Peace Corps Volunteers Kate Diaz, Sarabeth Brockley, and Peace Corps Response Volunteer, Heather Frankland, assist professors at the GLOBE Piura Pilot School, I.E. Micaela Bastidas, with the raising of Peruvian flag before the ceremony to announce the beginning of the GLOBE training.
But it´s not only volunteers from the Peace Corps Peru Environment program who are helping out. Jon Bibb, a Peace Corps Youth Development Volunteer in Los Aquijes, Ica stated that he "wanted to become part of GLOBE because I think that the opportunities that GLOBE provides for our alumnos to study the environment and to become part of worldwide scientific network are invaluable. Our school in particular (IE 22511 El Rosario) is currently making strides to become a "greener" school. We are starting programs of recycling and gardening. GLOBE affords the alumnos a chance to enhance their understanding of how these programs affect not only their school, but also the country of Peru and the entire world."
Peace Corps´ last two goals focus on cultural exchange: to help promote a better understanding of Americans on the part of the people served; to help promote a better understanding of other peoples on the part of Americans. GLOBE is a way to achieve these goals. The GLOBE/Peace Corps partnership in Peru is setting up sister school investigations between schools in Peru and GLOBE schools internationally. They are exploring a relationship with Coverdell World Wise School program, where U.S. educators and classrooms are put in touch and correspond with Peace Corps Volunteers in the field.

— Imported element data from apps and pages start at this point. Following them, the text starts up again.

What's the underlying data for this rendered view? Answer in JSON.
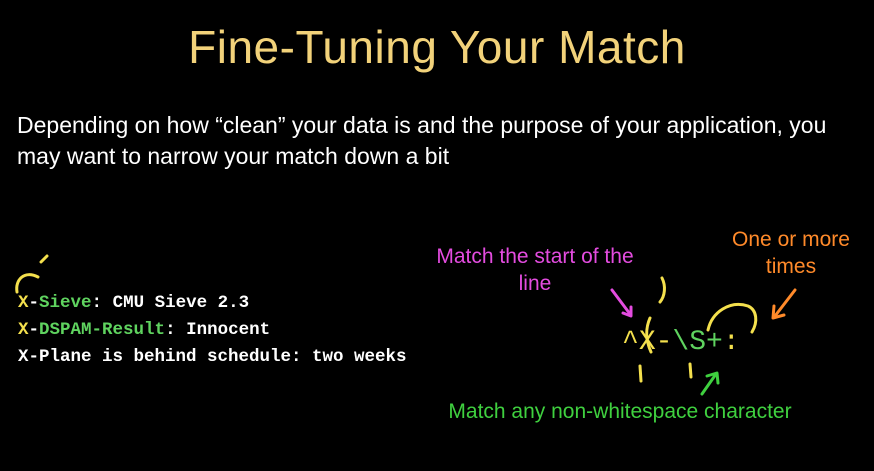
{
  "slide": {
    "title": "Fine-Tuning Your Match",
    "intro": "Depending on how “clean” your data is and the purpose of your application, you may want to narrow your match down a bit"
  },
  "code_lines": [
    {
      "key": "X-Sieve",
      "sep": ":",
      "value": " CMU Sieve 2.3"
    },
    {
      "key": "X-DSPAM-Result",
      "sep": ":",
      "value": " Innocent"
    },
    {
      "text": "X-Plane is behind schedule: two weeks"
    }
  ],
  "regex": {
    "caret": "^",
    "literal": "X-",
    "class": "\\S",
    "plus": "+",
    "colon": ":"
  },
  "annotations": {
    "line_start": "Match the start of the line",
    "one_or_more": "One or more times",
    "non_whitespace": "Match any non-whitespace character"
  },
  "colors": {
    "background": "#000000",
    "title": "#f2d27a",
    "key_yellow": "#f4e04d",
    "key_green": "#5fd35f",
    "annotation_pink": "#e44ce0",
    "annotation_orange": "#ff8a2a",
    "annotation_green": "#3fd03f"
  }
}
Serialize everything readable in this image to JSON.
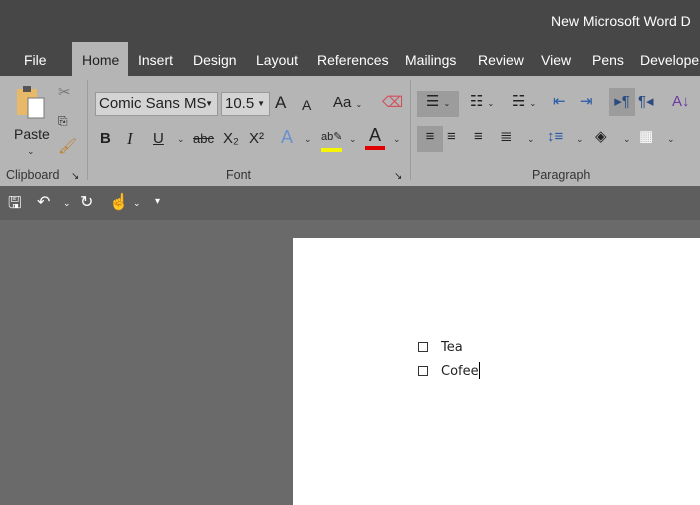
{
  "title": "New Microsoft Word D",
  "tabs": [
    "File",
    "Home",
    "Insert",
    "Design",
    "Layout",
    "References",
    "Mailings",
    "Review",
    "View",
    "Pens",
    "Developer"
  ],
  "clipboard": {
    "paste": "Paste",
    "group": "Clipboard"
  },
  "font": {
    "name": "Comic Sans MS",
    "size": "10.5",
    "group": "Font",
    "case_label": "Aa",
    "bold": "B",
    "italic": "I",
    "underline": "U",
    "strike": "abc",
    "sub": "X₂",
    "sup": "X²"
  },
  "paragraph": {
    "group": "Paragraph"
  },
  "colors": {
    "highlight": "#f5f500",
    "font_color": "#e00000"
  },
  "document": {
    "items": [
      "Tea",
      "Cofee"
    ]
  }
}
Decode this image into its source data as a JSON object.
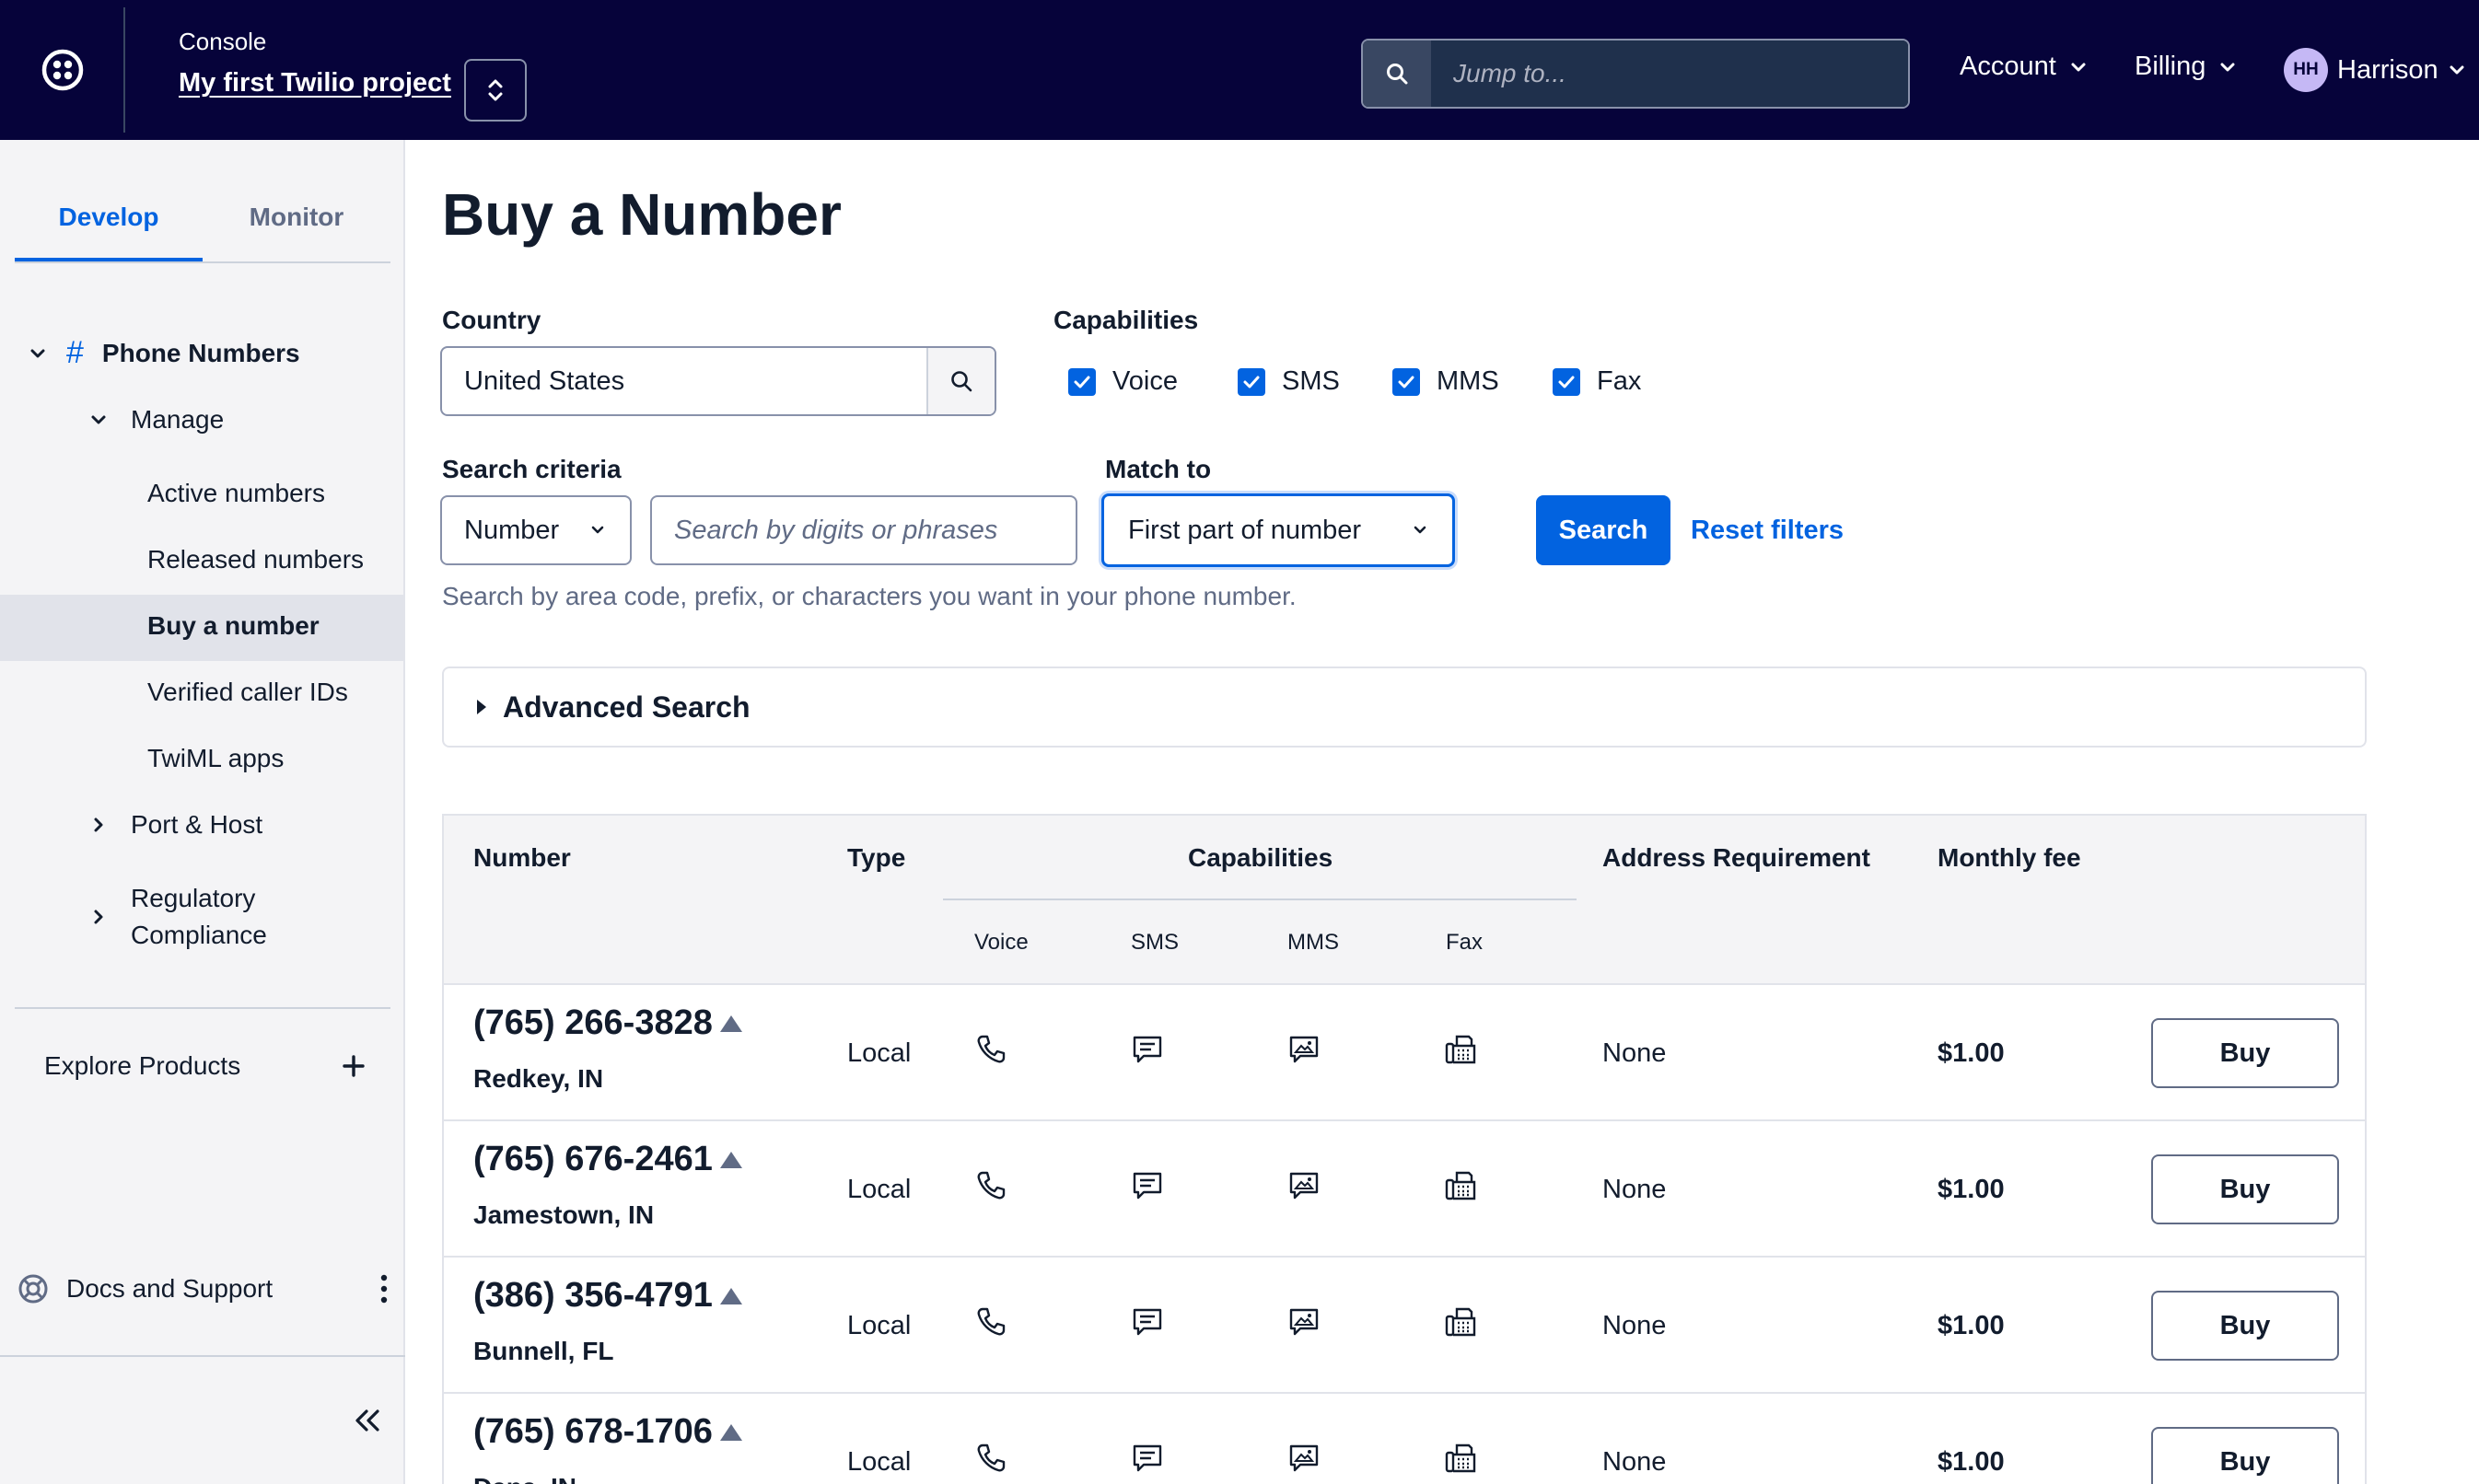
{
  "header": {
    "console_label": "Console",
    "project_name": "My first Twilio project",
    "search_placeholder": "Jump to...",
    "account_label": "Account",
    "billing_label": "Billing",
    "user_initials": "HH",
    "user_name": "Harrison"
  },
  "sidebar": {
    "tabs": [
      {
        "label": "Develop",
        "active": true
      },
      {
        "label": "Monitor",
        "active": false
      }
    ],
    "section": "Phone Numbers",
    "manage": "Manage",
    "items": [
      "Active numbers",
      "Released numbers",
      "Buy a number",
      "Verified caller IDs",
      "TwiML apps"
    ],
    "selected_item": "Buy a number",
    "port_host": "Port & Host",
    "regulatory_line1": "Regulatory",
    "regulatory_line2": "Compliance",
    "explore": "Explore Products",
    "docs": "Docs and Support"
  },
  "page": {
    "title": "Buy a Number",
    "country_label": "Country",
    "country_value": "United States",
    "capabilities_label": "Capabilities",
    "capabilities": [
      {
        "label": "Voice",
        "checked": true
      },
      {
        "label": "SMS",
        "checked": true
      },
      {
        "label": "MMS",
        "checked": true
      },
      {
        "label": "Fax",
        "checked": true
      }
    ],
    "criteria_label": "Search criteria",
    "criteria_value": "Number",
    "digits_placeholder": "Search by digits or phrases",
    "match_label": "Match to",
    "match_value": "First part of number",
    "search_button": "Search",
    "reset_link": "Reset filters",
    "help_text": "Search by area code, prefix, or characters you want in your phone number.",
    "advanced_search": "Advanced Search"
  },
  "table": {
    "headers": {
      "number": "Number",
      "type": "Type",
      "capabilities": "Capabilities",
      "address": "Address Requirement",
      "fee": "Monthly fee"
    },
    "sub_headers": [
      "Voice",
      "SMS",
      "MMS",
      "Fax"
    ],
    "rows": [
      {
        "number": "(765) 266-3828",
        "location": "Redkey, IN",
        "type": "Local",
        "address": "None",
        "fee": "$1.00",
        "action": "Buy"
      },
      {
        "number": "(765) 676-2461",
        "location": "Jamestown, IN",
        "type": "Local",
        "address": "None",
        "fee": "$1.00",
        "action": "Buy"
      },
      {
        "number": "(386) 356-4791",
        "location": "Bunnell, FL",
        "type": "Local",
        "address": "None",
        "fee": "$1.00",
        "action": "Buy"
      },
      {
        "number": "(765) 678-1706",
        "location": "Dana, IN",
        "type": "Local",
        "address": "None",
        "fee": "$1.00",
        "action": "Buy"
      }
    ]
  },
  "colors": {
    "topbar_bg": "#06033a",
    "accent": "#0263e0",
    "sidebar_bg": "#f4f4f6"
  },
  "icons": [
    "twilio-logo-icon",
    "switch-icon",
    "search-icon",
    "chevron-down-icon",
    "user-avatar",
    "hash-icon",
    "chevron-right-icon",
    "plus-icon",
    "lifebuoy-icon",
    "kebab-icon",
    "collapse-icon",
    "check-icon",
    "caret-right-icon",
    "phone-icon",
    "sms-icon",
    "mms-icon",
    "fax-icon",
    "triangle-icon"
  ]
}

Jon Bibb works with one of his students from I.E. Rosario at the GLOBE Ica Teacher Training.
GLOBE's easy accessibility is one of the main selling-points for teachers in Peru. As noted by Peace Corps Volunteer, Jon Bibb, "GLOBE projects are designed to be low-cost and high-impact. The "Star Study" overnight project that our students participated in was completed with tools that, though sophisticated, can be printed out and copied on normal sheets of paper. Also, community participation is essential to GLOBE through shared work with local college students and scientists. This combination of affordable science and hand-in-hand community work is what Peace Corps is all about."
Jess Gilbert, a GLOBE alumni from Dutchess Academy of Environmental Studies at the Norrie Point Environmental Center in Staatsburgh, NY and a Peace Corps Environment Volunteer first in Ancash now Amazonas, discusses the importance of GLOBE, "The value in GLOBE is not only in the materials and protocols of the program itself, but rather in its viability in diverse regions, countries, and schools of wide-ranging economic levels.
Jess Gilbert teaches a land cover ice breaker at Colegio La Libertad in Huaraz, Ancash during the GLOBE Ancash Teacher Training.
As a lower income student from a region with low college attendance rates, my professor, Wayne Gilchrest and the GLOBE program provided me with a wider scope as to what the world had to offer, in a field that I was truly passionate about. My experience with GLOBE and student based research helped me identify my interest in natural sciences and biology, and led me to study biology and pursue it as a career. Eventually, I plan to pursue my PhD in conservation biology and sustainable development, and continue to support GLOBE and student based research as a student, teacher and scientist. "
What other future scientists and environmentalists are out there waiting to be awakened to the world of science and to learn in the laboratory that is our planet? What better way to connect us than to realize we share the same home and, together, must take responsibility to conserve it?
News Topics: Training Primary Audience: Students Teachers